Monday, February 27, 2012
Wednesday, February 22, 2012
I wanted to take a brief minute to compare two garden crops on the basis of variety
For many years, I was of the belief that, while the particular variety of a crop you grew mattered, it didn’t matter as much as the quality of your soil, the care taken to provide ideal conditions, the vagaries of weather and pests, etc. in terms of your final yield. Obviously, such a belief flies in the face of seed catalog promoters, university extension services, and the process of species domestication generally but, if there is any trait common to organic homesteader types, it is a willingness to discount conventional wisdom in favor of gnostic revelation as regards science. I was/am by no means immune to the siren call of cheap, and have on numerous occasions favored inexpensive seed when planting my garden.
Now, this is by no means uniformly a bad thing. Though quite stringy, the grocery store pinto beans I planted last year were quite high yielding and tasted great, while the fancy yellow fleshed stringless French beans were terrible. Likewise, the ‘Hales Best’ muskmelon seed purchased for $1.29 grew healthy vines and fruit, but said fruit were not as flavorful as the Charentais melons grown from seed that cost a staggering $2.79. Needless to say, the amount of work, time and resources invested in producing a melon far outweighs the extra buck and a half that the different seed cost, so it PAYS to grow good varieties. Shocking, I know.
These experiences and others have led me to change my outlook somewhat, but this year I did a little more scientific experimentation and have decided to grow two varieties each of chard and spinach at the same time.
Here are the results…
Chard “Bright Lights” (on the left) vs. “Fordhook Giant” (on the right)
Spinach “Oriental Giant” (on the left) vs. "Bloomsdale" (on the right)
As you can see, the chard varieties are pretty different. While the Bright Lights does have interestingly colored stalks, the Fordhook Giant leaves and plants (not shown) are so much more productive that it hardly seems worth it not to grow them instead. Just for a sense of scale, here is our friend Nicole holding some chard leaves.
Here are some nice pictures of harvested vegetables from the past month or so. I'm quite proud of them.
Unfortunately, I don’t like these turnips very much. They aren’t very sweet. You know, that reminds me of another variety related comment. Don’t buy Shogoin turnips. Well, don’t buy them if you like turnip roots. They are passable greens, if you like such tings. I found them to be a bit fibrous as greens and kind of bitter as roots. I’ve had great experience with Hakurei turnips on some farms I’ve worked on, but the seeds are fairly expensive, and since these were also all white roots I thought it might be similar. They aren’t. Though highly productive and large, vigorous plants, the end result of growing Shogoin isn’t worth it to me.

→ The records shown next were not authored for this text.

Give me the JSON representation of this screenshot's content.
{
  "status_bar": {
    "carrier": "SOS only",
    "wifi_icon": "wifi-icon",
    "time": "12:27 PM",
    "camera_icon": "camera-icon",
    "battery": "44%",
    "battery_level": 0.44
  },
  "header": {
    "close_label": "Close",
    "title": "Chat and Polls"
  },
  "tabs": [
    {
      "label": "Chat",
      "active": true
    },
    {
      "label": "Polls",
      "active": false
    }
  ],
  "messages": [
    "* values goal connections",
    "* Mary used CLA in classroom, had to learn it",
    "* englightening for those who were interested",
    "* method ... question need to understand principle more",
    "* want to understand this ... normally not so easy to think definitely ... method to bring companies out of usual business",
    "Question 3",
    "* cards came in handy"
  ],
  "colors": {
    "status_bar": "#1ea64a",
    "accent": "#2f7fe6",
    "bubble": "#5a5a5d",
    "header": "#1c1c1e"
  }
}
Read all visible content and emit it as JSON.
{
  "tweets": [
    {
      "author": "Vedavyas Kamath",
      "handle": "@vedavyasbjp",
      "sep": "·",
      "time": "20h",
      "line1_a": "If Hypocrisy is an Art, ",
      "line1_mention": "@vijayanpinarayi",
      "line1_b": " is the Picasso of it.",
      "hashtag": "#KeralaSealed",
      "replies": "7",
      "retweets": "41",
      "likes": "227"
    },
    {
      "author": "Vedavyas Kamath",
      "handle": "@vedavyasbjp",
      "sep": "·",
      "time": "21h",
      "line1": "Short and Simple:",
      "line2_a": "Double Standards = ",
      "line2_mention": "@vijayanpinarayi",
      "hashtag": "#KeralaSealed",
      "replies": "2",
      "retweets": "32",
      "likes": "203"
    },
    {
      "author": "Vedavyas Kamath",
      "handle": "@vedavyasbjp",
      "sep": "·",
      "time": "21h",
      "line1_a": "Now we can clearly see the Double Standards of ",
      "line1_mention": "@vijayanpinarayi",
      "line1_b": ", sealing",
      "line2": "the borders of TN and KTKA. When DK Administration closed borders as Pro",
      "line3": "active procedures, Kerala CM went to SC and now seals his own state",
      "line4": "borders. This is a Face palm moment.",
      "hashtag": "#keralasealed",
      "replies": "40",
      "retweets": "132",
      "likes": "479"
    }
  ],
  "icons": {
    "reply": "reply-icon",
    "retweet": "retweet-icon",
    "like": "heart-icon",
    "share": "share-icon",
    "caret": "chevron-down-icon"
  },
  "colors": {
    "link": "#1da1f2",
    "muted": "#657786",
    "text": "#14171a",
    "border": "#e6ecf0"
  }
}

Just if you want to know, the cabbage is “Early” (not sure if it’s early round dutch, jersey wakefield or what, the tag at the nursery just said Early). The carrots are Red Core Chantenay. The beets are Detroit Dark Red. Anyone who has spent much time looking at seeds will immediately recognize these varieties as being among the most common, cheapest seeds available. The carrots, however, I chose because of the Chantenay’s purported ability to grow in heavy soils, an advantage in the black clay I have in my garden. However, I have added so much compost, and the particular bed I grew in this year is quite sandy, that I think I would have been better off growing a longer variety, like Kuroda or Danvers, as it would likely have done well and produced more. Nevertheless, the yield and quality of these carrots is perfectly acceptable and I am happy with them for the most part.
I think the biggest determinant of yield in carrots this year has been my thinning regime. I have two carrot beds right now, a winter bed and a spring bed. The winter carrots were planted in late October, while the spring bed were planted in late January. Maybe that’s more like Fall and Winter according to the calendar, but in Austin we don’t really have seasons according to the calendar. Anyways, the winter bed (sandy soil mentioned above) was not thinned as aggressively as the spring bed. The carrots in the winter bed consequently have relatively tall tops (possibly also due to over fertilization with nitrogen), while the roots are sort of scrunched together. I thinned the spring bed furiously in reaction to the overcrowding in the winter bed, spacing each carrot about 4 apart compared to the inch and a half or so in the winter bed. The tops are much shorter and thicker, while the roots are already overtaking some of the winter carrots, despite having been in the ground for 3 months less time. This is in the heavy clay soil, too!